* TASK BRIEF:
In the data below, find every line with the word "secundaria" and copy it out.
▽
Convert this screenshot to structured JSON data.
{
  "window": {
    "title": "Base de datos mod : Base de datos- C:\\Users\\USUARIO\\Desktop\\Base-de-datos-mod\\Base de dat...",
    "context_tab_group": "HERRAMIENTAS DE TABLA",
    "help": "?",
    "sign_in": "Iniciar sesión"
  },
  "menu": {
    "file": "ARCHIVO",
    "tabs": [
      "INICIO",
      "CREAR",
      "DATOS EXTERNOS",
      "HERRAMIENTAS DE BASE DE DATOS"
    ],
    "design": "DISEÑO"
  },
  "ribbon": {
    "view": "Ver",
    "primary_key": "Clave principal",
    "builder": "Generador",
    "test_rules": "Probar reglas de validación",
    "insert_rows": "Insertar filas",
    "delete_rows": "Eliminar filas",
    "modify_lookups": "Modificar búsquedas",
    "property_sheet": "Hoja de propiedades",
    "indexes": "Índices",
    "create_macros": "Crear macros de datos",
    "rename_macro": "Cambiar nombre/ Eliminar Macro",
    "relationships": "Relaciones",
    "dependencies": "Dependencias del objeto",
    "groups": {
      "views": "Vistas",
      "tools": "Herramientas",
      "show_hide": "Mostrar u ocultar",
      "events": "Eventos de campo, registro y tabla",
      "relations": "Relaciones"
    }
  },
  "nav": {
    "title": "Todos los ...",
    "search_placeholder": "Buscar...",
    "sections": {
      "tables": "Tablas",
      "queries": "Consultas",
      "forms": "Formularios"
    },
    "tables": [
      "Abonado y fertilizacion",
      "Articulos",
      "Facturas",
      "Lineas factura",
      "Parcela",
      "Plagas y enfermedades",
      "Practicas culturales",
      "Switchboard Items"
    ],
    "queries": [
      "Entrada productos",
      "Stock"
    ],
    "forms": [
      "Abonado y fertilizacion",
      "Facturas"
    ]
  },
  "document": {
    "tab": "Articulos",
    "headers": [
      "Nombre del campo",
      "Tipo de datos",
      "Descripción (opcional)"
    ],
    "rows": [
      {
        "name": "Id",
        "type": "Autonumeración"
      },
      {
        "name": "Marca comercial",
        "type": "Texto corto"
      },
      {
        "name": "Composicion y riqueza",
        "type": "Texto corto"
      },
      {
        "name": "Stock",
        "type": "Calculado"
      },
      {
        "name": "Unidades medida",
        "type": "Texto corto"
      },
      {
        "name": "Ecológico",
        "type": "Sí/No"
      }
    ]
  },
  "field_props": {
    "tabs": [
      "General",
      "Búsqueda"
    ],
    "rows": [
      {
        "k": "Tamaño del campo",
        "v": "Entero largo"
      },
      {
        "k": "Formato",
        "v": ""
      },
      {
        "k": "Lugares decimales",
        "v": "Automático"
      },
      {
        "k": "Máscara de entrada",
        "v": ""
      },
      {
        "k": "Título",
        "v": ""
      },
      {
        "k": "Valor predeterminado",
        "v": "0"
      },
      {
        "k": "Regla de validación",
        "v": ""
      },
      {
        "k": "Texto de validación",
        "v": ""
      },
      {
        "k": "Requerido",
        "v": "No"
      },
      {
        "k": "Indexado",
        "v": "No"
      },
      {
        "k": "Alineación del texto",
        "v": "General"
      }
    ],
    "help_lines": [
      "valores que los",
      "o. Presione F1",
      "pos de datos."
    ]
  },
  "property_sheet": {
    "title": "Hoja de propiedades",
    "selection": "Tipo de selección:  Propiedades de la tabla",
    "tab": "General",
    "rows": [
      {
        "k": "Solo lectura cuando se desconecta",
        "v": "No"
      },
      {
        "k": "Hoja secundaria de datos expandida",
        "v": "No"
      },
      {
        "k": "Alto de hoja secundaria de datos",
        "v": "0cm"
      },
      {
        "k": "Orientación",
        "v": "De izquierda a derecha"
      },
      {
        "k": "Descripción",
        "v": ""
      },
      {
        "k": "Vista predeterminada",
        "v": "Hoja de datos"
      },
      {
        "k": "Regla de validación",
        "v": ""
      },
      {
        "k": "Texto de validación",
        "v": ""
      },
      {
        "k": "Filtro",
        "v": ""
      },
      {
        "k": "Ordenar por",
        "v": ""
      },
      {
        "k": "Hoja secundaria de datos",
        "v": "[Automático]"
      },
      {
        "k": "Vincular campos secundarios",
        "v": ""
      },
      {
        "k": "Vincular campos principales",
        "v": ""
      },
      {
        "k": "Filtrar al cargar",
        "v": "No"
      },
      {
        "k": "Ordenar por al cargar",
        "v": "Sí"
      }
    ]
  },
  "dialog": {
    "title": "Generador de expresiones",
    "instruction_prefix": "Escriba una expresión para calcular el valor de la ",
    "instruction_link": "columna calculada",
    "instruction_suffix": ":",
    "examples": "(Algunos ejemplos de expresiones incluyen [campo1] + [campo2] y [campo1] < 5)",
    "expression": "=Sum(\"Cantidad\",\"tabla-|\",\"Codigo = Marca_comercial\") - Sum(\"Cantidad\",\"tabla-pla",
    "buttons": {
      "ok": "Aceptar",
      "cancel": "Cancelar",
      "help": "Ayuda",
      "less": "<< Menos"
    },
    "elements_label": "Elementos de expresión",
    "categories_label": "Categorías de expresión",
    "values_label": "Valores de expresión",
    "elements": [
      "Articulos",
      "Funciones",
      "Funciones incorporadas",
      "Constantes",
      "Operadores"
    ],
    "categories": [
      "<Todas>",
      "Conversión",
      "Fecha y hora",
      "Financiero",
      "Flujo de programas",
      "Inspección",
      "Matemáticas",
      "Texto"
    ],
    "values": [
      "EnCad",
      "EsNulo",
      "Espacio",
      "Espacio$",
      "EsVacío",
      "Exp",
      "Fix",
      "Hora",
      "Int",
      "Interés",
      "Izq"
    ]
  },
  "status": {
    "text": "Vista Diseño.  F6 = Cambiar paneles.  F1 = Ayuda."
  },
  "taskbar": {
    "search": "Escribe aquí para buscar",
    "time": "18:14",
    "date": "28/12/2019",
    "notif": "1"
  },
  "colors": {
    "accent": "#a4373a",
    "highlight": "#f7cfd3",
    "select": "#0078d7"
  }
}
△
* TASK SOLUTION:
        "k": "Hoja secundaria de datos expandida",
        "k": "Alto de hoja secundaria de datos",
        "k": "Hoja secundaria de datos",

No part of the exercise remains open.